By Dancho Danchev
Throughout the past year, we observed an increase in the availability of malicious (DIY) tools and services that were once exclusively targeting sophisticated cybercriminals, often operating within invite-only cybercrime-friendly Web communities. This development is a clear indication that the business models behind these tools and services cannot scale, and in order to ensure a sustainable revenue stream, the cybercriminals behind them need to change their tactics – which is exactly what we’re seeing them do.
By starting to advertise these very same malicious (DIY) tools and services on publicly accessible forums, they’re proving that they’re willing to sacrifice a certain degree of OPSEC (Operational Security) for the sake of growing their business model and attracting new customers.

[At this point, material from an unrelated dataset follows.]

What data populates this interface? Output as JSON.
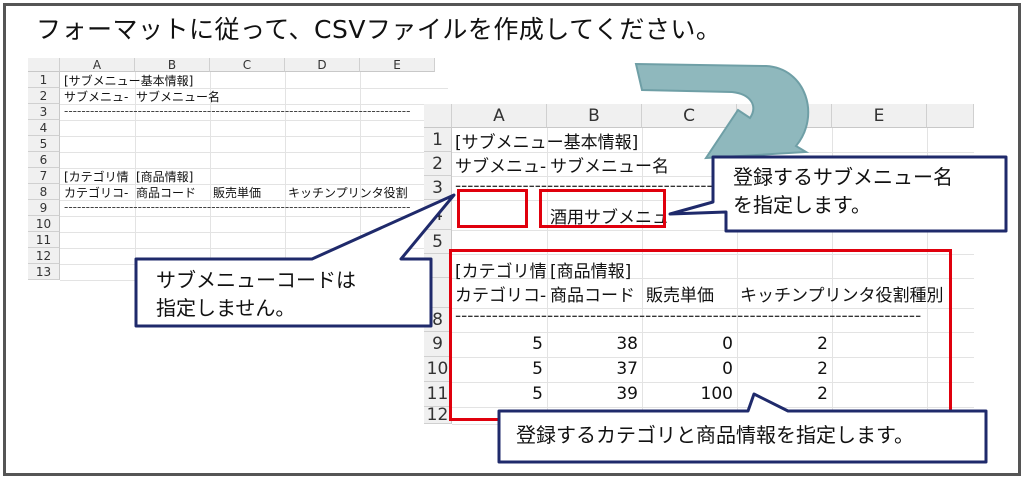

Just like the managed SMS flooding as a service concept, which we previously profiled and discussed, there’s yet another tactic in use by cybercriminals who want to assist fellow cybercriminals in their fraudulent “cash-out schemes’ – and it’s called ‘phone ring flooding as a service’.
In this post, I’ll profile a popular, publicly advertised service, which according to its Web site, has been in operation for 3 years and has had over a thousand customers.